Okay, so I'm not a super fantastic storyteller. I hope it was mildly entertaining. Did you figure out that the girl is me and the boy is Eric? Yeah, I knew you all were smarties.
I'm struggling now, not with any of the choices our family has made, but with the reactions of other people to those choices. I don't know how to explain why it's so important to me (not to mention important to Eric) that we start chasing those dreams we've always had. Life is too short, truly, and you don't know how much time you have. I don't know how much time I have. It sure sucks to go there, to think about that, but the reality is that I *do* have a 25% chance of recurrance. It's low, but it's still there. I force myself to think positive, that I'll be in the larger group, the 75% who remain cancer free. But there's a nagging voice that says I got stuck in the smaller group when I got cancer out of nowhere, and it could happen again, that the numbers won't be on my side.
The decision to move wasn't made out of fear, wasn't made out of some crazy that we caught along with the cancer. Believe you me, the prozac makes me completely sane and very zen. Our choice was made thoughtfully, with our children in mind, with our goals and dreams as a family in mind. If it's helpful, I can list the reasons, I'm happy to do so if someone is happy to listen. We are embracing a new reality and celebrating life by living it. I don't want to have regrets, wishing someday that I had taken an opportunity.

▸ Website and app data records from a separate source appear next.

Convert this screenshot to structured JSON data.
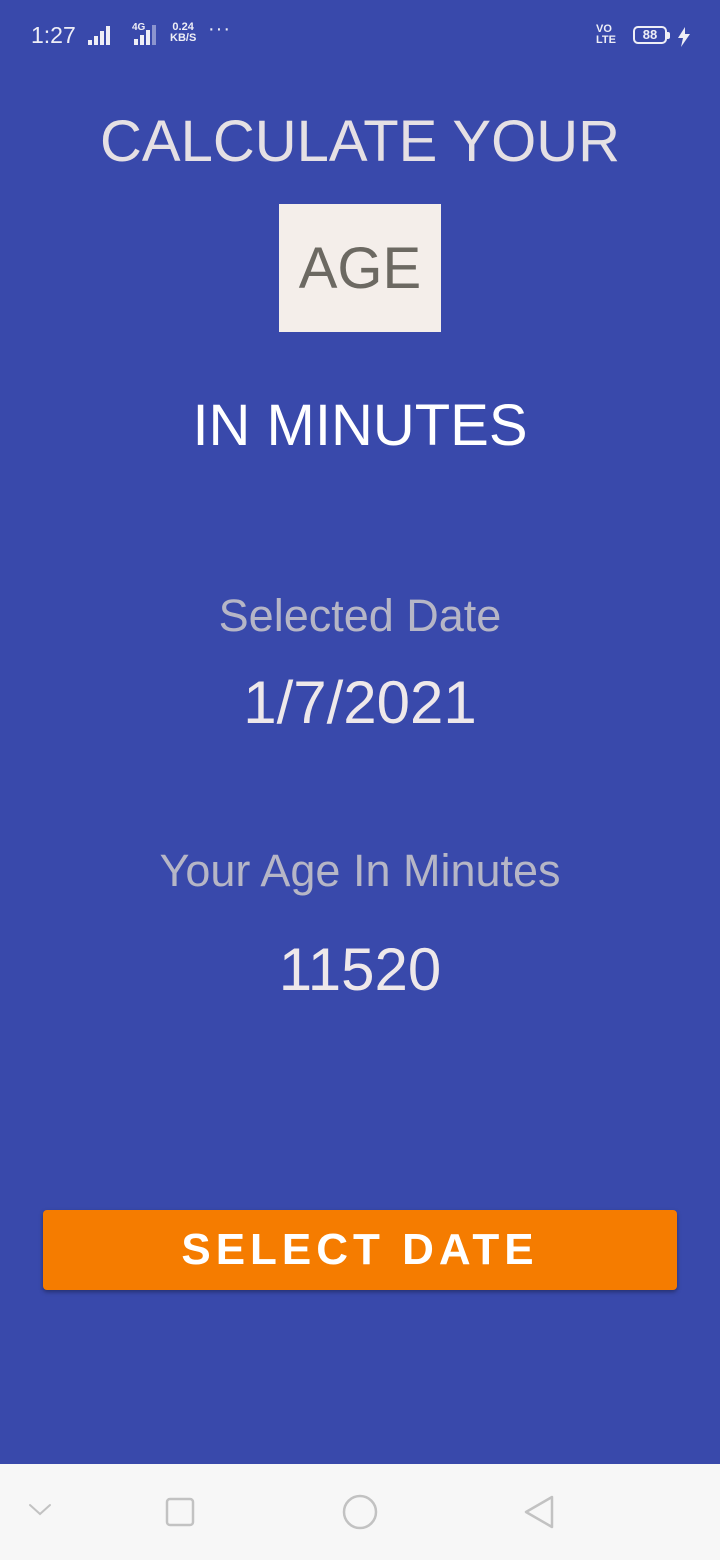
{
  "status_bar": {
    "time": "1:27",
    "network_label": "4G",
    "speed_value": "0.24",
    "speed_unit": "KB/S",
    "more": "···",
    "volte_top": "VO",
    "volte_bottom": "LTE",
    "battery": "88"
  },
  "main": {
    "title_top": "CALCULATE YOUR",
    "title_box": "AGE",
    "title_bottom": "IN MINUTES",
    "selected_date_label": "Selected Date",
    "selected_date_value": "1/7/2021",
    "age_label": "Your Age In Minutes",
    "age_value": "11520",
    "select_button_label": "SELECT DATE"
  },
  "icons": {
    "signal_1": "signal-strength-icon",
    "signal_2": "signal-strength-icon",
    "charging": "lightning-bolt-icon",
    "nav_down": "chevron-down-icon",
    "nav_recent": "square-icon",
    "nav_home": "circle-icon",
    "nav_back": "triangle-back-icon"
  },
  "colors": {
    "background": "#3949AB",
    "button": "#F57C00",
    "age_box": "#F4EEEA",
    "nav_bar": "#F7F7F7"
  }
}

I debated with myself for several days about this post, whether I should try to explain or if I should just let it all go. I found that I'm having a hard time and when I'm having a hard time, the best way to banish it is to journal it. I feel I've really put myself out there in regards to this whole cancer thing, but this was a hard post to write. It's close to my heart, it's close to the heart of my family. In my heart I want those close to us to understand, to be excited with us, and of course there's room for sadness. I'm going to miss the hell out of the people I've gotten to know here, friends who have become family to me.
I don't know what else to say. LIFE IS TOO SHORT. Perhaps I will revisit this with more thoughts, perhaps I'll be able to just let it all go now. We shall see.